## WORK TO COMPLETE
Collect from the data below each line with "icon".

## LISTED ENTRIES
____________

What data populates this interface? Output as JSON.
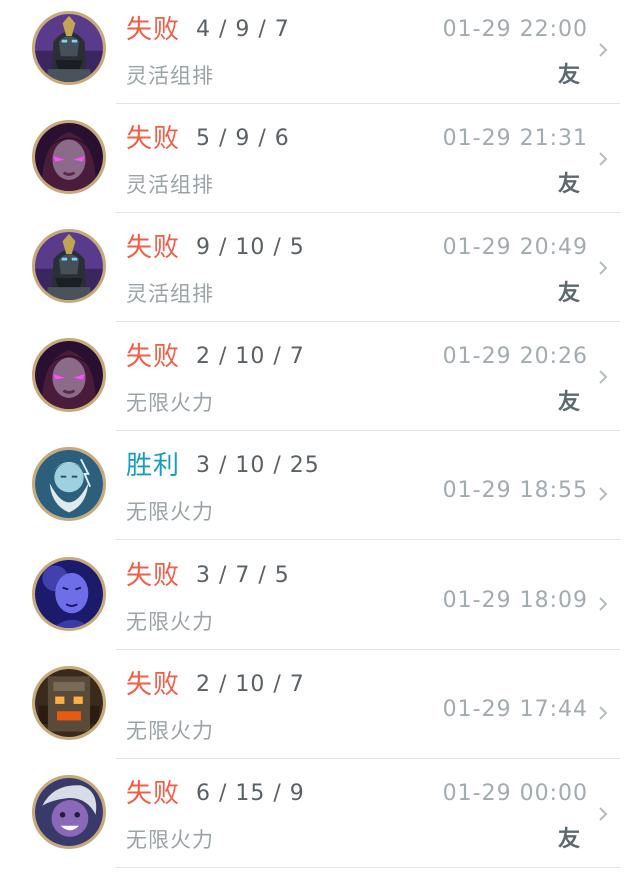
{
  "colors": {
    "loss": "#f25d45",
    "win": "#1a9dbc"
  },
  "matches": [
    {
      "result": "失败",
      "outcome": "loss",
      "kda": "4 / 9 / 7",
      "mode": "灵活组排",
      "time": "01-29 22:00",
      "friend": "友",
      "champion_icon": "dark-armored-knight-icon"
    },
    {
      "result": "失败",
      "outcome": "loss",
      "kda": "5 / 9 / 6",
      "mode": "灵活组排",
      "time": "01-29 21:31",
      "friend": "友",
      "champion_icon": "violet-eyed-woman-icon"
    },
    {
      "result": "失败",
      "outcome": "loss",
      "kda": "9 / 10 / 5",
      "mode": "灵活组排",
      "time": "01-29 20:49",
      "friend": "友",
      "champion_icon": "dark-armored-knight-icon"
    },
    {
      "result": "失败",
      "outcome": "loss",
      "kda": "2 / 10 / 7",
      "mode": "无限火力",
      "time": "01-29 20:26",
      "friend": "友",
      "champion_icon": "violet-eyed-woman-icon"
    },
    {
      "result": "胜利",
      "outcome": "win",
      "kda": "3 / 10 / 25",
      "mode": "无限火力",
      "time": "01-29 18:55",
      "friend": null,
      "champion_icon": "bearded-storm-god-icon"
    },
    {
      "result": "失败",
      "outcome": "loss",
      "kda": "3 / 7 / 5",
      "mode": "无限火力",
      "time": "01-29 18:09",
      "friend": null,
      "champion_icon": "blue-glowing-monk-icon"
    },
    {
      "result": "失败",
      "outcome": "loss",
      "kda": "2 / 10 / 7",
      "mode": "无限火力",
      "time": "01-29 17:44",
      "friend": null,
      "champion_icon": "molten-golem-icon"
    },
    {
      "result": "失败",
      "outcome": "loss",
      "kda": "6 / 15 / 9",
      "mode": "无限火力",
      "time": "01-29 00:00",
      "friend": "友",
      "champion_icon": "grinning-imp-icon"
    }
  ]
}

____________

## WRITTEN RESPONSE
      "champion_icon": "dark-armored-knight-icon"
      "champion_icon": "violet-eyed-woman-icon"
      "champion_icon": "dark-armored-knight-icon"
      "champion_icon": "violet-eyed-woman-icon"
      "champion_icon": "bearded-storm-god-icon"
      "champion_icon": "blue-glowing-monk-icon"
      "champion_icon": "molten-golem-icon"
      "champion_icon": "grinning-imp-icon"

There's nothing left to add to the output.